| Task instructions |
Would you repeat the data below exactly, taking out the images?

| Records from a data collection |
● ● ● ●

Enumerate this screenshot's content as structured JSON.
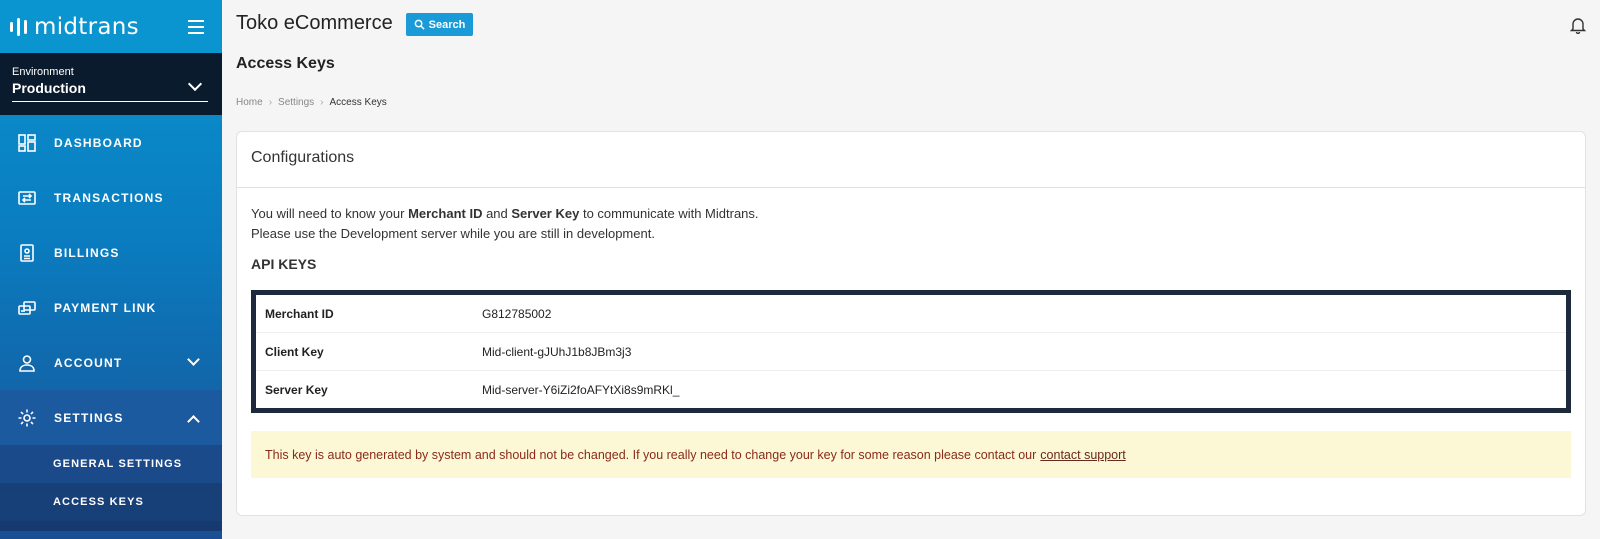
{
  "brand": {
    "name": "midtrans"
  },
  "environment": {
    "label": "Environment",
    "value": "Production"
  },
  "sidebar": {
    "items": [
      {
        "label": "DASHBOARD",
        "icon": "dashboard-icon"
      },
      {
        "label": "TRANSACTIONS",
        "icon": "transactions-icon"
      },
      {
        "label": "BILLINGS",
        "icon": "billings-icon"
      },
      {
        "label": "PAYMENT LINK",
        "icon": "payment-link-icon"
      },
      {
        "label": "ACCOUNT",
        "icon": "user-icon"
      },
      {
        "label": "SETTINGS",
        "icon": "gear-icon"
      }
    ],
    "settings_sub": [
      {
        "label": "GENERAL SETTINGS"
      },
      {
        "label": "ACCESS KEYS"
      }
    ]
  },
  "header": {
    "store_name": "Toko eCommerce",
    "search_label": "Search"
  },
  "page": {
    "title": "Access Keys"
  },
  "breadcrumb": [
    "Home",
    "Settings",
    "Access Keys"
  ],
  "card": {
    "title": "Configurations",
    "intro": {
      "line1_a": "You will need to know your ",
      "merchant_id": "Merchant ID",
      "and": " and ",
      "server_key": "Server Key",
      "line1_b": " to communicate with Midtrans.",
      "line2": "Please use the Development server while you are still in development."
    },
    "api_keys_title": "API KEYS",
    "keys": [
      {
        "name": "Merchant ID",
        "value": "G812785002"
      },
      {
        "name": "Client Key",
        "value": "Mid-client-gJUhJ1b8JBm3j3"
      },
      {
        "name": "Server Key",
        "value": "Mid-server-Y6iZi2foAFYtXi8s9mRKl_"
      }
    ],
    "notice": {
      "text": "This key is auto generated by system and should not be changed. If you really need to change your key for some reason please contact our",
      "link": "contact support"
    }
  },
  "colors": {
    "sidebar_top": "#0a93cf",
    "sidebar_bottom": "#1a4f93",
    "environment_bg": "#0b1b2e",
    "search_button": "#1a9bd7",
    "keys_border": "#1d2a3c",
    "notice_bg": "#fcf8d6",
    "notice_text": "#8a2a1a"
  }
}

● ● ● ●

| Answer section |
Enumerate this screenshot's content as structured JSON.
{
  "brand": {
    "name": "midtrans"
  },
  "environment": {
    "label": "Environment",
    "value": "Production"
  },
  "sidebar": {
    "items": [
      {
        "label": "DASHBOARD",
        "icon": "dashboard-icon"
      },
      {
        "label": "TRANSACTIONS",
        "icon": "transactions-icon"
      },
      {
        "label": "BILLINGS",
        "icon": "billings-icon"
      },
      {
        "label": "PAYMENT LINK",
        "icon": "payment-link-icon"
      },
      {
        "label": "ACCOUNT",
        "icon": "user-icon"
      },
      {
        "label": "SETTINGS",
        "icon": "gear-icon"
      }
    ],
    "settings_sub": [
      {
        "label": "GENERAL SETTINGS"
      },
      {
        "label": "ACCESS KEYS"
      }
    ]
  },
  "header": {
    "store_name": "Toko eCommerce",
    "search_label": "Search"
  },
  "page": {
    "title": "Access Keys"
  },
  "breadcrumb": [
    "Home",
    "Settings",
    "Access Keys"
  ],
  "card": {
    "title": "Configurations",
    "intro": {
      "line1_a": "You will need to know your ",
      "merchant_id": "Merchant ID",
      "and": " and ",
      "server_key": "Server Key",
      "line1_b": " to communicate with Midtrans.",
      "line2": "Please use the Development server while you are still in development."
    },
    "api_keys_title": "API KEYS",
    "keys": [
      {
        "name": "Merchant ID",
        "value": "G812785002"
      },
      {
        "name": "Client Key",
        "value": "Mid-client-gJUhJ1b8JBm3j3"
      },
      {
        "name": "Server Key",
        "value": "Mid-server-Y6iZi2foAFYtXi8s9mRKl_"
      }
    ],
    "notice": {
      "text": "This key is auto generated by system and should not be changed. If you really need to change your key for some reason please contact our",
      "link": "contact support"
    }
  },
  "colors": {
    "sidebar_top": "#0a93cf",
    "sidebar_bottom": "#1a4f93",
    "environment_bg": "#0b1b2e",
    "search_button": "#1a9bd7",
    "keys_border": "#1d2a3c",
    "notice_bg": "#fcf8d6",
    "notice_text": "#8a2a1a"
  }
}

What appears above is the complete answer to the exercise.